I couldn’t face that again. So this time, I sat myself down and came up with a list of things I could continue to work on, including backsquat, precisions, footwork, strides, box jumps and some simple vaults. That’s a reasonable list. Looking at these activities, I could even set goals. Many of them are also areas I’m quite weak on, so there was room for actual progress. Given the choice between limited progress on rail balances versus several months of crushing depression, I’m going to opt for the progress. Your mileage may vary, but if you’d prefer the depression, you’re really weird. What the hell is wrong with you? If you are broken, don’t let yourself fall into inactivity. Work out what you can safely do, with professional help if needed, and get to it.
I think it’s pretty well known that not being able to train, or being severely limited, has a psychological impact. However, I don’t often see the social withdrawal mentioned. Now, maybe I’m just kind of sad, but an awful lot of my friendships revolve around training. Not all, but a lot. Even back when I first hurt myself and stopped, the regular classes and jams I was going to had become my social life, despite how shy I probably sometimes seemed.

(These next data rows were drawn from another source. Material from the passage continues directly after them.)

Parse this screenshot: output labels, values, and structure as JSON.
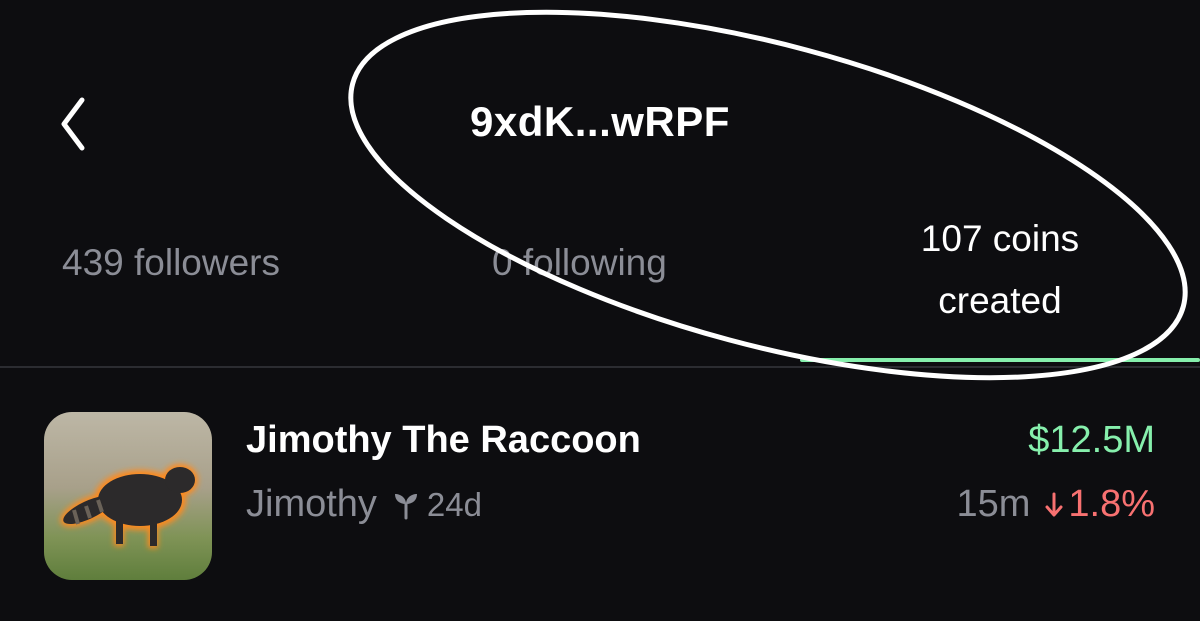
{
  "header": {
    "title": "9xdK...wRPF"
  },
  "tabs": {
    "followers": "439 followers",
    "following": "0 following",
    "coins_line1": "107 coins",
    "coins_line2": "created"
  },
  "coins": [
    {
      "name": "Jimothy The Raccoon",
      "creator": "Jimothy",
      "age": "24d",
      "market_cap": "$12.5M",
      "interval": "15m",
      "change": "1.8%",
      "change_direction": "down"
    }
  ],
  "colors": {
    "background": "#0d0d10",
    "muted_text": "#8b8d96",
    "positive": "#86efac",
    "negative": "#f87171",
    "annotation": "#ffffff"
  },
  "icons": {
    "back": "chevron-left-icon",
    "sprout": "sprout-icon",
    "down": "arrow-down-icon"
  }
}
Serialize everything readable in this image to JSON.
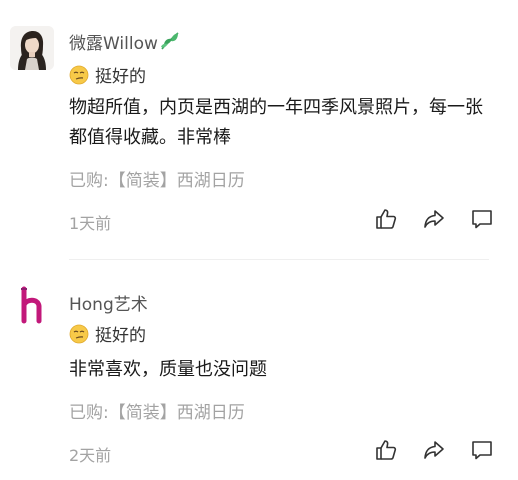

Every time I have been injured until now, I have done something really stupid. I stopped talking to the people I had been training with. I let myself feel cut off. Not only did this make me miss everyone, but it got to a stage where I felt like if I went back, people would be angry at me because I had quit so easily. This time, I did one really simple thing instead. I asked if anyone would do balancing with me, or have a go at slackline, or precisions. It was a bit of a long shot, but I didn’t want to cut myself off again. And someone said yes, he would like to do that. And then so did some others. And they did it. And I’m still not recovered enough for classes. And they’re still hanging around with me and doing stuff.

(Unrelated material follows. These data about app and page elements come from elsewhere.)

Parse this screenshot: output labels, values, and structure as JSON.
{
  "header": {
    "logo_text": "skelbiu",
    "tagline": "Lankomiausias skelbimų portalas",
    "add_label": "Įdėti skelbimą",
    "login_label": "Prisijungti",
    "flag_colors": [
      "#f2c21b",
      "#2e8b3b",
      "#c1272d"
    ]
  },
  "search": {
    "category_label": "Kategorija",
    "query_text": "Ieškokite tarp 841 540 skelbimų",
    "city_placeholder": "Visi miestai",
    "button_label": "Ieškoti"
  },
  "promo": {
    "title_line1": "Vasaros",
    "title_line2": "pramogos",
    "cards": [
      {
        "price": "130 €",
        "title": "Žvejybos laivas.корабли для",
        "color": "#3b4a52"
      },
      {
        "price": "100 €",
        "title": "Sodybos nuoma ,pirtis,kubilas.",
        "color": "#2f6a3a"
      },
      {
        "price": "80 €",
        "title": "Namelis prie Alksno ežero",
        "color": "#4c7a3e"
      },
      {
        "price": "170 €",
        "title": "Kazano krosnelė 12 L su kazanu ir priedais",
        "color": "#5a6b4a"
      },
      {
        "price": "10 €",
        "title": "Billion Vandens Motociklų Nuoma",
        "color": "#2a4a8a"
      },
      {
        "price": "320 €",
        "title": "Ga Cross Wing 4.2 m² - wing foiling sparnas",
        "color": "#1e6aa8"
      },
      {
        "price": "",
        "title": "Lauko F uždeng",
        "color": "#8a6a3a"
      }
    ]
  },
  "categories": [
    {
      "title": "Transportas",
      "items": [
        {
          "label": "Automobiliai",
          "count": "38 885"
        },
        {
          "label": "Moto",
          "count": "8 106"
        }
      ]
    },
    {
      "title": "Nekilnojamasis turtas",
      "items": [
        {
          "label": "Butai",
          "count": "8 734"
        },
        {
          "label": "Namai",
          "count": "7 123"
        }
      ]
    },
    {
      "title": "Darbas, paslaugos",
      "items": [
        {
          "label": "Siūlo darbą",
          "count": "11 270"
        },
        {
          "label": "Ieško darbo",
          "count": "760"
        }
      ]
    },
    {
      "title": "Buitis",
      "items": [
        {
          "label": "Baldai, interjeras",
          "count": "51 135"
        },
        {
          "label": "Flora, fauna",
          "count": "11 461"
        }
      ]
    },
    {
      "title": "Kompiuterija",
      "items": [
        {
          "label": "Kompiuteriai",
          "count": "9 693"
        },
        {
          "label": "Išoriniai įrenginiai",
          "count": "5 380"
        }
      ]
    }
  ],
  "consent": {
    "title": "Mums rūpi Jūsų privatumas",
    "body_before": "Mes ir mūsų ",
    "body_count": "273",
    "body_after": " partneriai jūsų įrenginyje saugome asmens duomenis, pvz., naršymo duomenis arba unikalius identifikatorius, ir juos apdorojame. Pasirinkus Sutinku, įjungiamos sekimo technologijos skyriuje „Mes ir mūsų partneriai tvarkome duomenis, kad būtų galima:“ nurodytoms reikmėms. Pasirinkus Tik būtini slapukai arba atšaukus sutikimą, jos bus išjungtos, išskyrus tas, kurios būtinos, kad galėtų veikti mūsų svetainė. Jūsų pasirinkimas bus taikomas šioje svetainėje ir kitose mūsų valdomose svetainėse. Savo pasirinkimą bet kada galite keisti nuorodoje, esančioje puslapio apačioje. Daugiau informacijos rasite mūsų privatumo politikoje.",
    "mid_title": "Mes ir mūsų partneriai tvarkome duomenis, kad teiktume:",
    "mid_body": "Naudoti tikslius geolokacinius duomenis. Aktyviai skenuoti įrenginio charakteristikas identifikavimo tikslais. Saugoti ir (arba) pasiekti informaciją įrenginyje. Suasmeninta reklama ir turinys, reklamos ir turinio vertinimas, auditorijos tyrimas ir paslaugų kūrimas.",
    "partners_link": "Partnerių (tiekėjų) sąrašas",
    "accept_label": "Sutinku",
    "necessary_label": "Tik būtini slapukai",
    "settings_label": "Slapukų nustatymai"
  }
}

I love you guys. Just saying.
Because I was still training (although not classes) and doing stuff, I came across other people in the same boat. Many of them had more serious rehab to do than I did. Some were recovering from surgery. Just seeing other people doing rehabilitation, and knowing that it wasn’t just me going through periods of frustration and unhappiness and excitement at little bits of progress and boredom with the grind of it, is amazing. So don’t break your friendships when you’re broken. Try reaching out instead.
Speaking of rehab, I am also seeing a physiotherapist. You know how people are always saying that you need to do rehab and prehab and mobility and all that boring, serious-sounding stuff? Well, looking at my cycle of getting into training, wrecking myself before checking myself, being miserable and then getting back into training to repeat the process, it slowly dawned on me that perhaps there was some truth to that, and that maybe some professional assistance wouldn’t go amiss – I had always dismissed the idea because I thought physiotherapy was for serious athletes, and I didn’t make that grade. Don’t make that mistake. Injuries won’t leave you alone because you’re not a “proper athlete,” so don’t hold back on seeing a professional. In fact, it turned out that without serious work on my shoulder position and rotator cuff, I was heading down the road of serious and permanent dysfunction and injury.
Injuries aren’t fun, but if you are going to train a lot then at some point, they’re probably going to happen. It’s not going to be sunshine and roses, but it doesn’t have to be the end of the world either. Stick with people, get the right help, do your rehab and it’ll all be okay. Honest.